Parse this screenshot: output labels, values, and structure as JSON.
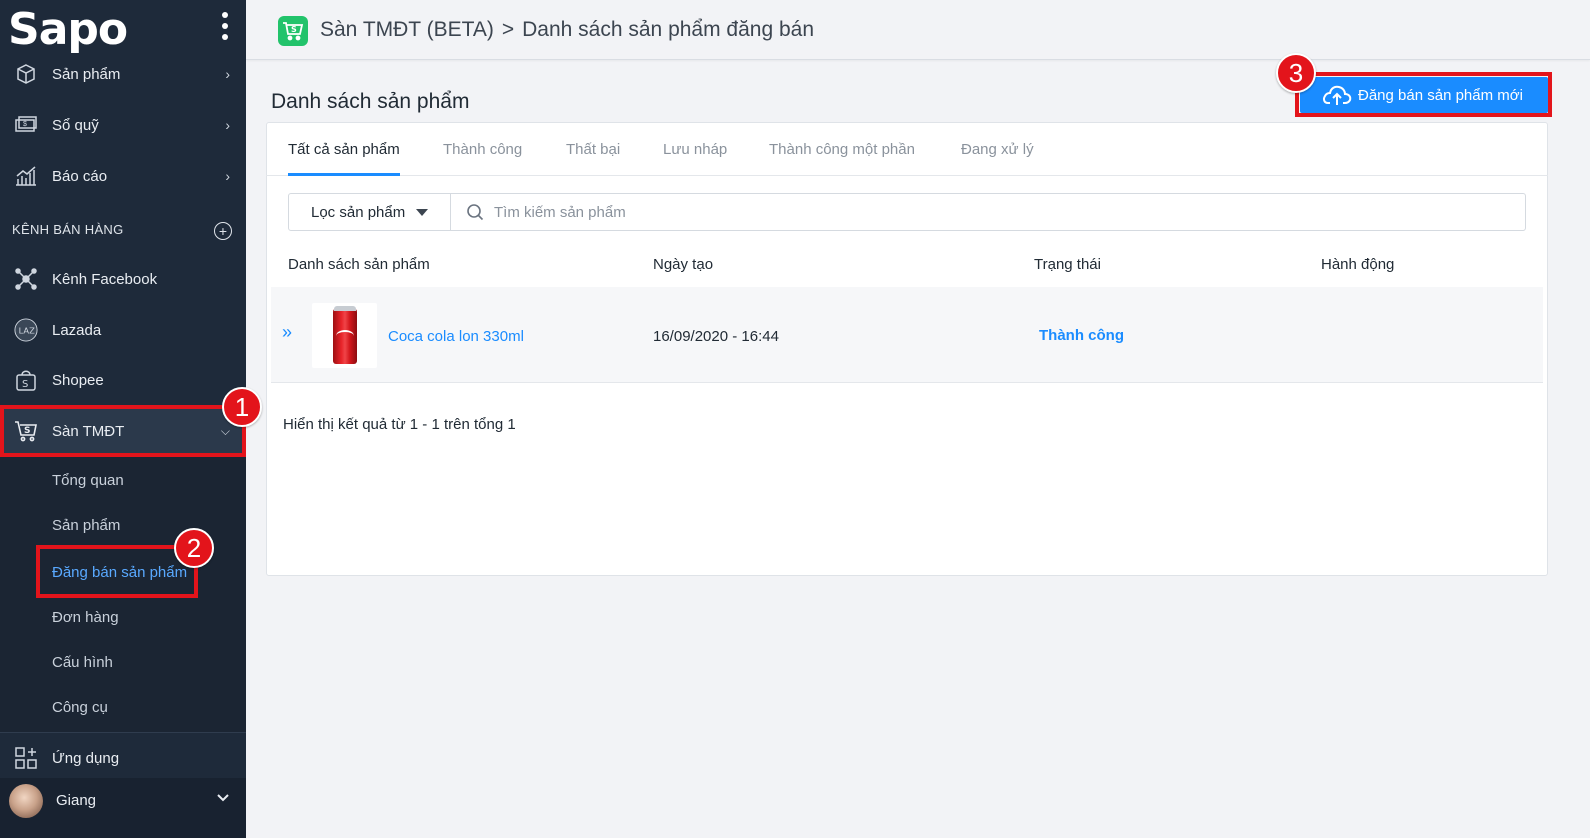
{
  "app": {
    "logo": "Sapo"
  },
  "sidebar": {
    "items": [
      {
        "label": "Sản phẩm",
        "icon": "box-icon"
      },
      {
        "label": "Sổ quỹ",
        "icon": "cash-icon"
      },
      {
        "label": "Báo cáo",
        "icon": "chart-icon"
      }
    ],
    "section_title": "KÊNH BÁN HÀNG",
    "channels": [
      {
        "label": "Kênh Facebook",
        "icon": "network-icon"
      },
      {
        "label": "Lazada",
        "icon": "lazada-icon"
      },
      {
        "label": "Shopee",
        "icon": "shopee-bag-icon"
      },
      {
        "label": "Sàn TMĐT",
        "icon": "cart-icon"
      }
    ],
    "sub_items": [
      "Tổng quan",
      "Sản phẩm",
      "Đăng bán sản phẩm",
      "Đơn hàng",
      "Cấu hình",
      "Công cụ"
    ],
    "apps_label": "Ứng dụng",
    "user_name": "Giang"
  },
  "annotations": [
    "1",
    "2",
    "3"
  ],
  "header": {
    "breadcrumb_root": "Sàn TMĐT (BETA)",
    "breadcrumb_sep": ">",
    "breadcrumb_current": "Danh sách sản phẩm đăng bán"
  },
  "main": {
    "title": "Danh sách sản phẩm",
    "new_button": "Đăng bán sản phẩm mới",
    "tabs": [
      "Tất cả sản phẩm",
      "Thành công",
      "Thất bại",
      "Lưu nháp",
      "Thành công một phần",
      "Đang xử lý"
    ],
    "filter_label": "Lọc sản phẩm",
    "search_placeholder": "Tìm kiếm sản phẩm",
    "columns": [
      "Danh sách sản phẩm",
      "Ngày tạo",
      "Trạng thái",
      "Hành động"
    ],
    "rows": [
      {
        "name": "Coca cola lon 330ml",
        "created": "16/09/2020 - 16:44",
        "status": "Thành công"
      }
    ],
    "result_text": "Hiển thị kết quả từ 1 - 1 trên tổng 1"
  },
  "colors": {
    "sidebar": "#1e2a3a",
    "accent": "#1a8cff",
    "annotation": "#e3141b",
    "shop_icon": "#22c36b"
  }
}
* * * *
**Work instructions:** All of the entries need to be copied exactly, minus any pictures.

**Output below:**
Parse this screenshot: output labels, values, and structure as JSON.
{
  "app": {
    "logo": "Sapo"
  },
  "sidebar": {
    "items": [
      {
        "label": "Sản phẩm",
        "icon": "box-icon"
      },
      {
        "label": "Sổ quỹ",
        "icon": "cash-icon"
      },
      {
        "label": "Báo cáo",
        "icon": "chart-icon"
      }
    ],
    "section_title": "KÊNH BÁN HÀNG",
    "channels": [
      {
        "label": "Kênh Facebook",
        "icon": "network-icon"
      },
      {
        "label": "Lazada",
        "icon": "lazada-icon"
      },
      {
        "label": "Shopee",
        "icon": "shopee-bag-icon"
      },
      {
        "label": "Sàn TMĐT",
        "icon": "cart-icon"
      }
    ],
    "sub_items": [
      "Tổng quan",
      "Sản phẩm",
      "Đăng bán sản phẩm",
      "Đơn hàng",
      "Cấu hình",
      "Công cụ"
    ],
    "apps_label": "Ứng dụng",
    "user_name": "Giang"
  },
  "annotations": [
    "1",
    "2",
    "3"
  ],
  "header": {
    "breadcrumb_root": "Sàn TMĐT (BETA)",
    "breadcrumb_sep": ">",
    "breadcrumb_current": "Danh sách sản phẩm đăng bán"
  },
  "main": {
    "title": "Danh sách sản phẩm",
    "new_button": "Đăng bán sản phẩm mới",
    "tabs": [
      "Tất cả sản phẩm",
      "Thành công",
      "Thất bại",
      "Lưu nháp",
      "Thành công một phần",
      "Đang xử lý"
    ],
    "filter_label": "Lọc sản phẩm",
    "search_placeholder": "Tìm kiếm sản phẩm",
    "columns": [
      "Danh sách sản phẩm",
      "Ngày tạo",
      "Trạng thái",
      "Hành động"
    ],
    "rows": [
      {
        "name": "Coca cola lon 330ml",
        "created": "16/09/2020 - 16:44",
        "status": "Thành công"
      }
    ],
    "result_text": "Hiển thị kết quả từ 1 - 1 trên tổng 1"
  },
  "colors": {
    "sidebar": "#1e2a3a",
    "accent": "#1a8cff",
    "annotation": "#e3141b",
    "shop_icon": "#22c36b"
  }
}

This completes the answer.